I constantly go back and forth trying to decide what exactly is the best job in sports. For a while I settled on pro golfers. Golf is not too physically demanding, golfers are always in good weather and the money is good. Then I recently realized that if you are not one of the few top players you are constantly fighting for a win and need to play every week to be sure you keep your tour card. This means being on the road for about 7 months a year and disqualified golfers from contention.
All of the recent stories about pitchers and catchers reporting to spring training opened my eyes to the true best job in sports: a starting pitcher. The major reasons I landed on how starting pitchers landed this title are laid out below.
Starting pitchers have an incredible impact on every game they play. A starting pitcher in the National League is the only player in sports that has complete control of a game. I don’t know if it has ever happened, but a no hitter and a home run by a pitcher guarantees victory. A hockey goalie can put up a shut out but can’t score goals, a QB can throw 5 TDs but can’t play defense and even a star NBA player can have a great night but can’t defend all 5 players on the other team.

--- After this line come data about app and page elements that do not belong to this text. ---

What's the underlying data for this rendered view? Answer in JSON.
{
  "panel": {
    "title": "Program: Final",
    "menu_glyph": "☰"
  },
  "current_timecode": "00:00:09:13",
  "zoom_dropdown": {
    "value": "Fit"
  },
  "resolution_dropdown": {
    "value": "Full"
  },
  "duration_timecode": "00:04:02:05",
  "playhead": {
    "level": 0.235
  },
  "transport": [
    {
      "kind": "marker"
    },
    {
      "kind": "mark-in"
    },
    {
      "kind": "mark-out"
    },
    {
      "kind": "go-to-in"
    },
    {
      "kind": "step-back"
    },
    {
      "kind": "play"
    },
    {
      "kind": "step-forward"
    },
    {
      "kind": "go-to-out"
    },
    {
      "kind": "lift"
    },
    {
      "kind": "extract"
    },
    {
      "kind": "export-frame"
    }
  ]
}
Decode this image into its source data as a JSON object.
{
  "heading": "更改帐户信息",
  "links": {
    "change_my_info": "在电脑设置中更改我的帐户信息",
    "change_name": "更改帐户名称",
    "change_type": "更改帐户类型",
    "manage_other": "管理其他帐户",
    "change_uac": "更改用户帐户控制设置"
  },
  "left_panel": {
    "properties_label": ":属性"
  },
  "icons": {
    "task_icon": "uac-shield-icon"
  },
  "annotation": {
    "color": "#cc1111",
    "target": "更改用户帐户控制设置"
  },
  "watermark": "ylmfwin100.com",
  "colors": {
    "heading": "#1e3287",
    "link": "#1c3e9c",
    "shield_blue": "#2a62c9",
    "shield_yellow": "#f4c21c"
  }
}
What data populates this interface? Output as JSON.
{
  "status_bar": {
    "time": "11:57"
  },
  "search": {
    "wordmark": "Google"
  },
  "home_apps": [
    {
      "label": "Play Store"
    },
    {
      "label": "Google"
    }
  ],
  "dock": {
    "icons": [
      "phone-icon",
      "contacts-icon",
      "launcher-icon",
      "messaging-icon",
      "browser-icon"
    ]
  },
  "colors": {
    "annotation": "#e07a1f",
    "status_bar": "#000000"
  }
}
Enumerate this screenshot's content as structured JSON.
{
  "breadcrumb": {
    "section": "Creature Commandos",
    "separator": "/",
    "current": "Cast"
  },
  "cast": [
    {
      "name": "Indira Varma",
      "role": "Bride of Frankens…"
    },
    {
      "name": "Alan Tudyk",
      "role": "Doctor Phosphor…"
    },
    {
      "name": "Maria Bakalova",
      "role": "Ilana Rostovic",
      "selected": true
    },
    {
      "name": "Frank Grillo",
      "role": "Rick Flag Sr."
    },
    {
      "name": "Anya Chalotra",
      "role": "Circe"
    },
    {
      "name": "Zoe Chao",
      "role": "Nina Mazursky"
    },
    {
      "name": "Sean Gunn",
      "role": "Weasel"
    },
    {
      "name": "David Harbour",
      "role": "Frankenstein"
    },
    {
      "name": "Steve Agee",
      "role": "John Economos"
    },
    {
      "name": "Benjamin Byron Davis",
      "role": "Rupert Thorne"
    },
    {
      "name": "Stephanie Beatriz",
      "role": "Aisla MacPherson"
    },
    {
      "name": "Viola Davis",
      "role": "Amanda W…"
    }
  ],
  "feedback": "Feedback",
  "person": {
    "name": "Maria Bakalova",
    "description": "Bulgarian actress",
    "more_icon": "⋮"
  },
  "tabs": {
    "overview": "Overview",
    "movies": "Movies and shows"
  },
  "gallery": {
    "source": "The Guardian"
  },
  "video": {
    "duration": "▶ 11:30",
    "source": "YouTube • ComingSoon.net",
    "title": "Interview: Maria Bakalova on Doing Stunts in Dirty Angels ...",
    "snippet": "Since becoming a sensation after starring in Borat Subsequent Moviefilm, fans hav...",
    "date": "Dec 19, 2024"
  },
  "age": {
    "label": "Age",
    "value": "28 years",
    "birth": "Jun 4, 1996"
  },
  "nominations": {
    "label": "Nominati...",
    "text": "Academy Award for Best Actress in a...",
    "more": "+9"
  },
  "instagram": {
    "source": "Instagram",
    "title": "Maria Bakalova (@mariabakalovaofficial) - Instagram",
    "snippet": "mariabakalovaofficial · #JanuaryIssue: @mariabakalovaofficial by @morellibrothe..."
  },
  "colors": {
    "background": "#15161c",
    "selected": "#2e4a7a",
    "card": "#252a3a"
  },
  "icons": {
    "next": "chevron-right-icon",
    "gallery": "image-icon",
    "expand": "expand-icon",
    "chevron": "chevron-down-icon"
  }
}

Of course these are extreme examples, but a starting pitcher being on or off his game has a pretty linear correlation to whether a team wins or loses.
You play once every 5 games, with very limited work needed in between. The baseball season is a grind, no doubt about it, but a starting pitcher can relax for 80% of the games. There are no worries at all, just a front row seat that most fans would pay about $1,000 for. Pitchers can totally mentally relax when on days when they are not pitching. How great would it be to have to physically show up to work five days a week but only be productive one of those day. One might say that relief pitchers also don’t pitch every game, but when they wake up in the morning they don’t know if they would be pitching that day and cannot totally relax.
Even if you are average at your job the money is great. Let’s not even talk about stupid contracts like AJ Burnett’s. You can look at guys being overpaid at any position in any sport. A better example is the pay of a thoroughly average, but reliable back end of the rotation pitcher: Bronson Arroyo. His has a 112-105 career record and an overall ERA of 4.28. He made $7.7MM in 2011. This ranks much higher than the average major leaguer. It even scores well when compared to mid-tier players in other sports. The NBA’s much talked about mid-level exception, which is really designed for the NBA equivalents of Arroyo, now maxes out at $5MM. Let’s also not forget that all baseball contracts are 100% guaranteed.
There is low risk for long term physical injuries. By this I am referring to how an athlete’s profession impacts their quality of life after they retire. All in all, baseball players have it pretty easy in this category. Yes, pitchers run into shoulder injuries all the time, but they don’t have to worry about concussions or hits that prevent them from living healthy and productive lives after they retire. If anyone questions this, simply spend an afternoon with a 50 year old former pitcher and a 50 year old former running back and see which one is getting around better.
That is the case I make for starting pitcher being the best job in sports, very happy to hear other perspectives.